On Amazon.com, the book Mockingjay has much lower ratings than the first two books in the series. There are a couple of reasons for this. After the long build-up in The Hunger Games and Catching Fire, the climax in Mockingjay winds the series downward with outcomes that most of us wish hadn’t happened.
The agonies suffered by Peeta and Kinnick, for example… two stalwarts we’d grown to respect and maybe love. The loss of so much life in the name of revenge. Katniss knew her rebellious actions might cause trouble for a lot of people, including her family, but even she wasn’t prepared for what happened in the final assaults on the Capitol.

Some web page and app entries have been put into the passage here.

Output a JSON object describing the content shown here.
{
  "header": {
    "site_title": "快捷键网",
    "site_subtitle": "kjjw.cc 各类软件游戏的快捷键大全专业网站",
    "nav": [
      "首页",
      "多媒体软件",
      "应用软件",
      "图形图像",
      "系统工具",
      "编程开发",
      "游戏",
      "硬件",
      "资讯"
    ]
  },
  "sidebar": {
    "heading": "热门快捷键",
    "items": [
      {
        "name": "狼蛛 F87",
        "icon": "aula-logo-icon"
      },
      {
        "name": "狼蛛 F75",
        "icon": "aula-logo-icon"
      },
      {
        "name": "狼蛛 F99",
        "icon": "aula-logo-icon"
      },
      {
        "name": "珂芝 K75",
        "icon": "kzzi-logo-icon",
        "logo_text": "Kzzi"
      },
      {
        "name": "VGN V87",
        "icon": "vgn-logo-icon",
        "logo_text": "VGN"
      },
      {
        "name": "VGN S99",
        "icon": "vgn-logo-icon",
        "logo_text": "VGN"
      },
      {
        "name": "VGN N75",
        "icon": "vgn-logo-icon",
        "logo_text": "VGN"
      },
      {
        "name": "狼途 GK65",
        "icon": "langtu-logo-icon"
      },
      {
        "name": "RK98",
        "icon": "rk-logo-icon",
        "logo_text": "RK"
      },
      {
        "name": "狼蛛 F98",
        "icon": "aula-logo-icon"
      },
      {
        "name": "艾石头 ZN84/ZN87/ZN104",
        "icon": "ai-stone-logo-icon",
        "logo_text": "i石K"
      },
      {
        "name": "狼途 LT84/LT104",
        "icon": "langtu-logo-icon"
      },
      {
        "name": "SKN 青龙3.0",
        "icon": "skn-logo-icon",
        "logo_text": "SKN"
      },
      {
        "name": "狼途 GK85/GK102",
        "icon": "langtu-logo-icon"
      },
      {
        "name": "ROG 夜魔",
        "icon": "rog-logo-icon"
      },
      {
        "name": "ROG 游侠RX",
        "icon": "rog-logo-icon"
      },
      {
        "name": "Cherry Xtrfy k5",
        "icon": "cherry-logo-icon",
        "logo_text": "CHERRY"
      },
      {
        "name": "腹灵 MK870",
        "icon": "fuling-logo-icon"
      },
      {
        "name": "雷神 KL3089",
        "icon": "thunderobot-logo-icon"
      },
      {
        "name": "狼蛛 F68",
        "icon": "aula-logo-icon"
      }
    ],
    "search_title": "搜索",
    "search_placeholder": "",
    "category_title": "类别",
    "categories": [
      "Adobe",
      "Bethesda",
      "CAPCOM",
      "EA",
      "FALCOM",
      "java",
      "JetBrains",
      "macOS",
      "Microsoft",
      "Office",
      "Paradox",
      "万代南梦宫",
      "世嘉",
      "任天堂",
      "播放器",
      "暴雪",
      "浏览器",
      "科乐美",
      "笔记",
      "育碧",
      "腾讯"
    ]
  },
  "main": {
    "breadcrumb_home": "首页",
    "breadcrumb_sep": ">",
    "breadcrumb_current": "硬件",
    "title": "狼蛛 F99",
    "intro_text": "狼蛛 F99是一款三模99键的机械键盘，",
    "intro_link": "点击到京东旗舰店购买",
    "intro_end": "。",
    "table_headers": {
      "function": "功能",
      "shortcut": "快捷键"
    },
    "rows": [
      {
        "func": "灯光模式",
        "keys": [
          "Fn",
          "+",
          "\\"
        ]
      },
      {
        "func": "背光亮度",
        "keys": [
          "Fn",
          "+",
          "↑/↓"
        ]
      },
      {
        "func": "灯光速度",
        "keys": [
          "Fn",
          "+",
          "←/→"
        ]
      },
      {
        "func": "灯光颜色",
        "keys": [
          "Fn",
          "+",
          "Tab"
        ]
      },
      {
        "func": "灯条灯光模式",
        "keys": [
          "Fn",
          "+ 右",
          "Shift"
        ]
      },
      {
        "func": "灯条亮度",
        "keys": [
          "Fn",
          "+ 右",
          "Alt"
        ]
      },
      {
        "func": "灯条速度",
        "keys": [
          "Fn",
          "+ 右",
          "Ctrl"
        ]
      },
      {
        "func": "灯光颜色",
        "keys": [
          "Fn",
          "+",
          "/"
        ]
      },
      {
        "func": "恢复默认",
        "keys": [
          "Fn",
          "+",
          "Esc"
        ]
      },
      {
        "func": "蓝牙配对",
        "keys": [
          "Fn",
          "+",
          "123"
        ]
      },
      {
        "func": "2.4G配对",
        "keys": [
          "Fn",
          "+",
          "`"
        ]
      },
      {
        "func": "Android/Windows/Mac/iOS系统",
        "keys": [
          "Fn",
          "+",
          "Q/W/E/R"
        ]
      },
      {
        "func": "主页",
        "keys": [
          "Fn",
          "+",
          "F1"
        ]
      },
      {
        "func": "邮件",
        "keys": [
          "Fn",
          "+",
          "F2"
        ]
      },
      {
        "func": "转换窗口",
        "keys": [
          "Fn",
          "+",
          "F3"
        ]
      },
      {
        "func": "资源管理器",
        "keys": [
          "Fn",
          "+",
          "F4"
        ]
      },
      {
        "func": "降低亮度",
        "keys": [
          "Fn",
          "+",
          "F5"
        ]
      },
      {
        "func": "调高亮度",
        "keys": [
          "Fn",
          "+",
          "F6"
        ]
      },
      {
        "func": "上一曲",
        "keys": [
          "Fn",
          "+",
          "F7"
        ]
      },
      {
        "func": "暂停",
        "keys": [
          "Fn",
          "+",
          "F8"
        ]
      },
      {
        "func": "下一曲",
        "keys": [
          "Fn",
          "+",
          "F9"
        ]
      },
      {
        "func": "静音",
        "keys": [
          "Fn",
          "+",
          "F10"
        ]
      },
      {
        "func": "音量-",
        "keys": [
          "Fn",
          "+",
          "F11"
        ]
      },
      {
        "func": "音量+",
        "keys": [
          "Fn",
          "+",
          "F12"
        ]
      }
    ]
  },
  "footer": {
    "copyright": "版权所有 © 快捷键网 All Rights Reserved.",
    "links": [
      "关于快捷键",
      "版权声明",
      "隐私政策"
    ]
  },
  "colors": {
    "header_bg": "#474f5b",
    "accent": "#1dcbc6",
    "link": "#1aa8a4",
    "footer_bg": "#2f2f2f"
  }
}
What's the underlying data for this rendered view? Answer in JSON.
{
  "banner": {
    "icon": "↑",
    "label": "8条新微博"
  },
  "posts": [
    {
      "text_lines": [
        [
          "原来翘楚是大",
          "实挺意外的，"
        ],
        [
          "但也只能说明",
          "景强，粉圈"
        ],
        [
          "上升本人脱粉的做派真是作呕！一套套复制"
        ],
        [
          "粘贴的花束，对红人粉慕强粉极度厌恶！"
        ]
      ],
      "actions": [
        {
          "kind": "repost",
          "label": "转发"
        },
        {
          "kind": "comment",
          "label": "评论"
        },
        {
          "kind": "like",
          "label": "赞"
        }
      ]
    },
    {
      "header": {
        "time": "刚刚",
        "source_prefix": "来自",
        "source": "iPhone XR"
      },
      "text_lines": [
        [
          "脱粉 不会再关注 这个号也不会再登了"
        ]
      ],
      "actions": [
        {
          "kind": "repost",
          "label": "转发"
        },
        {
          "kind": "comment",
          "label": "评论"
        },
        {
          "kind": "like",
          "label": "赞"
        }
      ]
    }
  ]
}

The second reason I think the reviews were less enthusiastic for Mockingjay is the many pages devoted to Katniss’ inner anguish and introspection. In the first two books, she is larger than life – the type of heroine you’d see in an action movie. In the third book, Katniss turns inward much more. She second-guesses her motives, loses hope and becomes depressed to the point of stupor.
Spunk gone, guilt rampant
Katniss’s final act of rebellion is one that should have ended her life. It didn’t, but the Katniss we got to know is gone forever. And readers didn’t seem to like that one bit.
The epilogue seemed like a throwaway to most readers, myself included. Those two pages more or less stripped the life out of the story at the end. On the other hand, we didn’t have to live through two sets of Hunger Games and, from Katniss’ perspective, perhaps safe and normal felt more like “life” than facing death minute-to-minute as the girl who kept “catching fire.”
For me, Mockingjay was the most gut-wrenching of the three books in the Hunger Games trilogy. It asserts Suzanne Collins’ anti-war message the strongest. So I’d give Mockingjay higher marks than most readers, because the author reflects my thinking so well in this.
I hope you’ll leave your comments about the series below. Am I off the mark… or on?